Future Draft picks for 2020 NBA Draft
No. 14 (via Memphis)
No. 30 (via Milwaukee)
No. 45 (via Brooklyn)

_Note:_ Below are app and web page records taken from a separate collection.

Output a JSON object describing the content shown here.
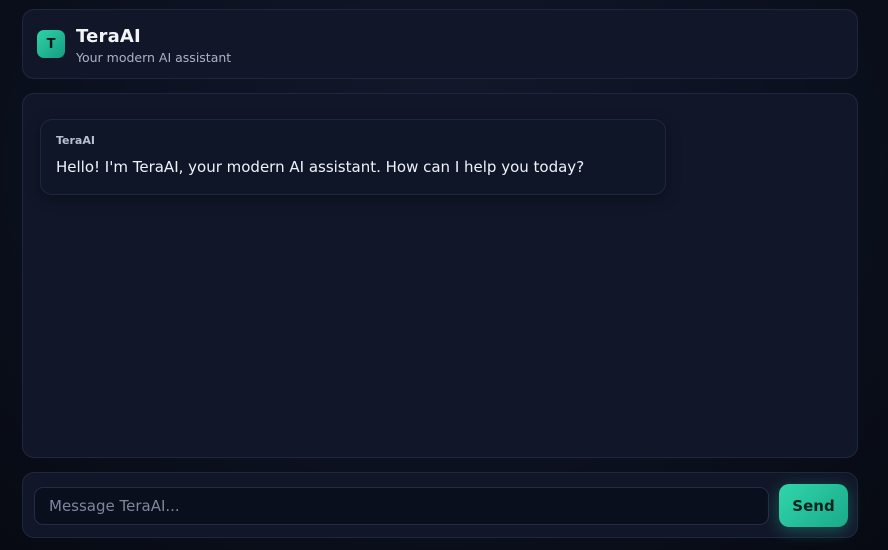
{
  "header": {
    "logo_letter": "T",
    "title": "TeraAI",
    "subtitle": "Your modern AI assistant"
  },
  "chat": {
    "messages": [
      {
        "sender": "TeraAI",
        "text": "Hello! I'm TeraAI, your modern AI assistant. How can I help you today?"
      }
    ]
  },
  "composer": {
    "placeholder": "Message TeraAI...",
    "value": "",
    "send_label": "Send"
  },
  "colors": {
    "accent": "#2fd3a8",
    "background": "#0c1120",
    "panel": "#111729"
  }
}
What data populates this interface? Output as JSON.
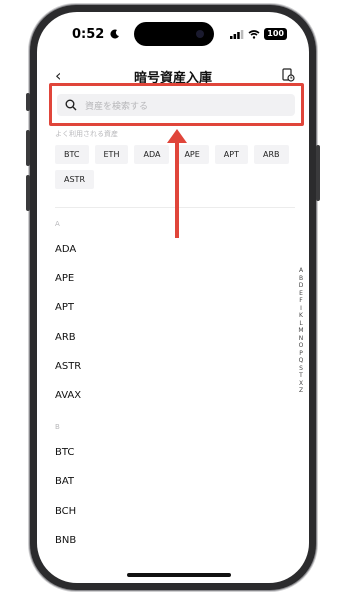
{
  "status_bar": {
    "time": "0:52",
    "battery": "100"
  },
  "nav": {
    "back": "‹",
    "title": "暗号資産入庫"
  },
  "search": {
    "placeholder": "資産を検索する"
  },
  "frequent": {
    "label": "よく利用される資産",
    "chips": [
      "BTC",
      "ETH",
      "ADA",
      "APE",
      "APT",
      "ARB",
      "ASTR"
    ]
  },
  "sections": [
    {
      "letter": "A",
      "items": [
        "ADA",
        "APE",
        "APT",
        "ARB",
        "ASTR",
        "AVAX"
      ]
    },
    {
      "letter": "B",
      "items": [
        "BTC",
        "BAT",
        "BCH",
        "BNB"
      ]
    }
  ],
  "alpha_index": [
    "A",
    "B",
    "D",
    "E",
    "F",
    "I",
    "K",
    "L",
    "M",
    "N",
    "O",
    "P",
    "Q",
    "S",
    "T",
    "X",
    "Z"
  ],
  "colors": {
    "highlight": "#e0453a",
    "chip_bg": "#f3f3f5",
    "search_bg": "#f1f1f3"
  }
}
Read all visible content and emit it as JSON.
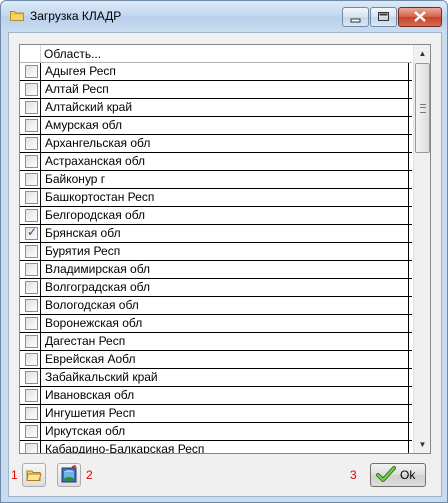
{
  "window": {
    "title": "Загрузка КЛАДР"
  },
  "grid": {
    "header": "Область...",
    "rows": [
      {
        "label": "Адыгея Респ",
        "checked": false
      },
      {
        "label": "Алтай Респ",
        "checked": false
      },
      {
        "label": "Алтайский край",
        "checked": false
      },
      {
        "label": "Амурская обл",
        "checked": false
      },
      {
        "label": "Архангельская обл",
        "checked": false
      },
      {
        "label": "Астраханская обл",
        "checked": false
      },
      {
        "label": "Байконур г",
        "checked": false
      },
      {
        "label": "Башкортостан Респ",
        "checked": false
      },
      {
        "label": "Белгородская обл",
        "checked": false
      },
      {
        "label": "Брянская обл",
        "checked": true
      },
      {
        "label": "Бурятия Респ",
        "checked": false
      },
      {
        "label": "Владимирская обл",
        "checked": false
      },
      {
        "label": "Волгоградская обл",
        "checked": false
      },
      {
        "label": "Вологодская обл",
        "checked": false
      },
      {
        "label": "Воронежская обл",
        "checked": false
      },
      {
        "label": "Дагестан Респ",
        "checked": false
      },
      {
        "label": "Еврейская Аобл",
        "checked": false
      },
      {
        "label": "Забайкальский край",
        "checked": false
      },
      {
        "label": "Ивановская обл",
        "checked": false
      },
      {
        "label": "Ингушетия Респ",
        "checked": false
      },
      {
        "label": "Иркутская обл",
        "checked": false
      },
      {
        "label": "Кабардино-Балкарская Респ",
        "checked": false
      }
    ]
  },
  "markers": {
    "one": "1",
    "two": "2",
    "three": "3"
  },
  "buttons": {
    "open_icon": "folder-open-icon",
    "import_icon": "database-import-icon",
    "ok_label": "Ok",
    "ok_icon": "checkmark-icon"
  }
}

Those first round selections will have a combined salary-cap hit of $8 million based on the 120